An intolerance to aspirin produces symptoms of asthma, skin rash, nausea, vomiting, nasal polyps, swelling of the face, neck, lips, larynx, hands, feet, genitals etc. Salicylates found in food may cause a similar reaction if consumed in high amounts by a person with Salicylate intolerance. A Salicylate-free diet can help to prevent these reactions and may also improve the clinical symptoms of asthma and skin rash in some cases. Following is a list of foods which contain Salicylates in significant amounts. A complete list can be obtained from a Dietitian.

Fruit

Apricot, avocado, blackberry, black currant, blueberry, boysenberry, cherry, cranberry, currant (dried), date, grape, grapefruit, guava, Jonathan apple, kiwi fruit, lychee, mandarin, mulberry, nectarine, orange, passionfruit, peach, pineapple, plum, prune, raisin (dried), raspberry, red currant, rockmelon, strawberry, sultana (dried), watermelon etc.

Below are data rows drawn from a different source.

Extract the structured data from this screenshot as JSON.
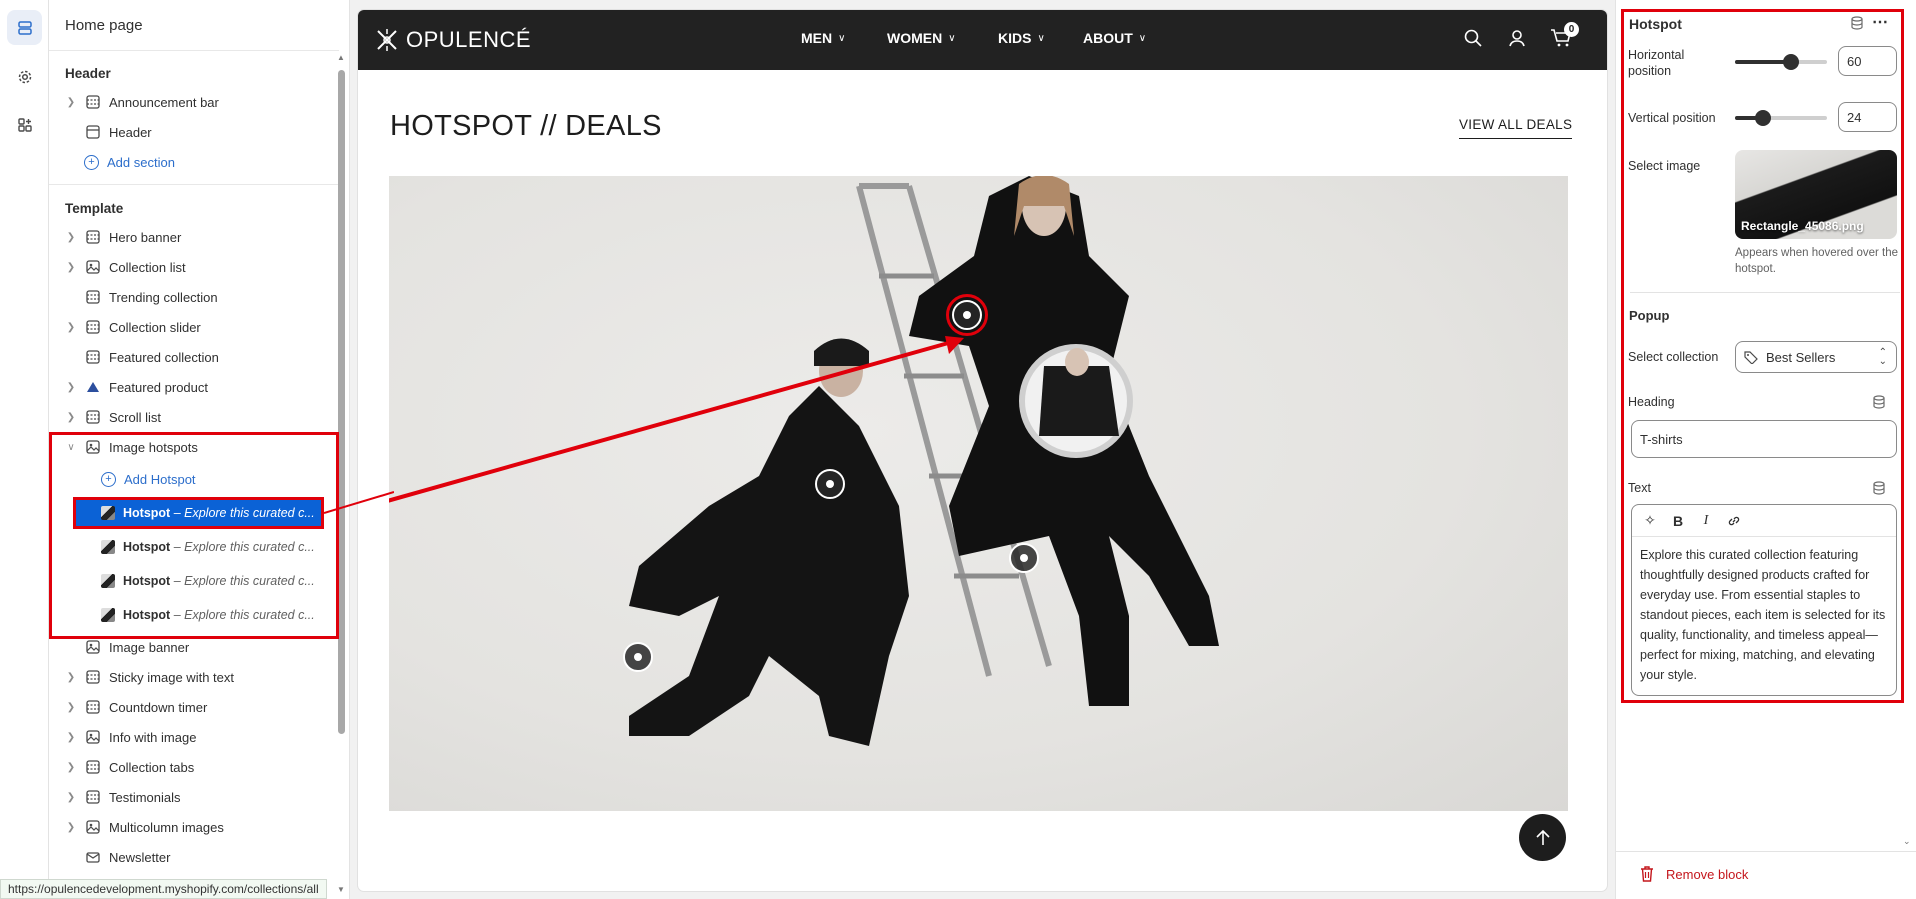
{
  "sidebar": {
    "title": "Home page",
    "header_group": "Header",
    "header_items": [
      "Announcement bar",
      "Header"
    ],
    "add_section": "Add section",
    "template_group": "Template",
    "template_items": [
      {
        "label": "Hero banner",
        "expandable": true,
        "icon": "section-icon"
      },
      {
        "label": "Collection list",
        "expandable": true,
        "icon": "image-icon"
      },
      {
        "label": "Trending collection",
        "expandable": false,
        "icon": "section-icon"
      },
      {
        "label": "Collection slider",
        "expandable": true,
        "icon": "section-icon"
      },
      {
        "label": "Featured collection",
        "expandable": false,
        "icon": "section-icon"
      },
      {
        "label": "Featured product",
        "expandable": true,
        "icon": "product-icon"
      },
      {
        "label": "Scroll list",
        "expandable": true,
        "icon": "section-icon"
      },
      {
        "label": "Image hotspots",
        "expandable": true,
        "icon": "image-icon"
      }
    ],
    "add_hotspot": "Add Hotspot",
    "hotspots": [
      {
        "name": "Hotspot",
        "desc": "– Explore this curated c..."
      },
      {
        "name": "Hotspot",
        "desc": "– Explore this curated c..."
      },
      {
        "name": "Hotspot",
        "desc": "– Explore this curated c..."
      },
      {
        "name": "Hotspot",
        "desc": "– Explore this curated c..."
      }
    ],
    "after_items": [
      {
        "label": "Image banner",
        "expandable": false,
        "icon": "image-icon"
      },
      {
        "label": "Sticky image with text",
        "expandable": true,
        "icon": "section-icon"
      },
      {
        "label": "Countdown timer",
        "expandable": true,
        "icon": "section-icon"
      },
      {
        "label": "Info with image",
        "expandable": true,
        "icon": "image-icon"
      },
      {
        "label": "Collection tabs",
        "expandable": true,
        "icon": "section-icon"
      },
      {
        "label": "Testimonials",
        "expandable": true,
        "icon": "section-icon"
      },
      {
        "label": "Multicolumn images",
        "expandable": true,
        "icon": "image-icon"
      },
      {
        "label": "Newsletter",
        "expandable": false,
        "icon": "mail-icon"
      }
    ],
    "status_url": "https://opulencedevelopment.myshopify.com/collections/all"
  },
  "store": {
    "logo": "OPULENCÉ",
    "nav": [
      "MEN",
      "WOMEN",
      "KIDS",
      "ABOUT"
    ],
    "cart_count": "0",
    "section_title": "HOTSPOT // DEALS",
    "view_all": "VIEW ALL DEALS"
  },
  "settings": {
    "title": "Hotspot",
    "horizontal_label": "Horizontal position",
    "horizontal_value": "60",
    "vertical_label": "Vertical position",
    "vertical_value": "24",
    "select_image_label": "Select image",
    "image_filename": "Rectangle_45086.png",
    "image_help": "Appears when hovered over the hotspot.",
    "popup_group": "Popup",
    "select_collection_label": "Select collection",
    "collection_value": "Best Sellers",
    "heading_label": "Heading",
    "heading_value": "T-shirts",
    "text_label": "Text",
    "text_value": "Explore this curated collection featuring thoughtfully designed products crafted for everyday use. From essential staples to standout pieces, each item is selected for its quality, functionality, and timeless appeal—perfect for mixing, matching, and elevating your style.",
    "remove_block": "Remove block"
  },
  "colors": {
    "accent": "#2c6ecb",
    "selected_row": "#0b62d6",
    "annotation_red": "#e0000b",
    "store_header": "#222222",
    "danger": "#c4161c"
  }
}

Vegetables

Alfalfa sprouts, broad beans, capsicum, champignon mushrooms, chicory, cucumber, eggplant, endive, gherkin, hot pepper, olive, radish, tomato, zucchini, watercress etc.

Nuts

Almonds, cashews, water chestnuts etc.

Sweets

Golden syrup, honey, liquorice, peppermint etc.

Herbs and spices

Allspice, aniseed, bay leaf, black pepper, caraway, cardamom, cayenne, cinnamon, clove, cumin, curry, dill, five spice, garam masala, ginger, mace, mint, mixed herbs, mustard, nutmeg, oregano, paprika, pimiento, rosemary, sage, tarragon, thyme, turmeric, white pepper, white vinegar, etc.

Condiments

Honey, marmite, Worcestershire sauce etc.

Beverages

Alcohol (especially apple cider, beer, sherry, brandy, liqueur, port, wine and rum), coffee, tea (black, caffeinated, decaffeinated, rosehip and peppermint), some coffee replacements, cola, fruit juice etc.

 

DISCLAIMER: This information is an educational aid only. It is not intended to replace medical advice for individual conditions or treatments. Talk to your doctor, pharmacist, nurse or naturopath before following any medical regimen to see whether it is safe and effective for you.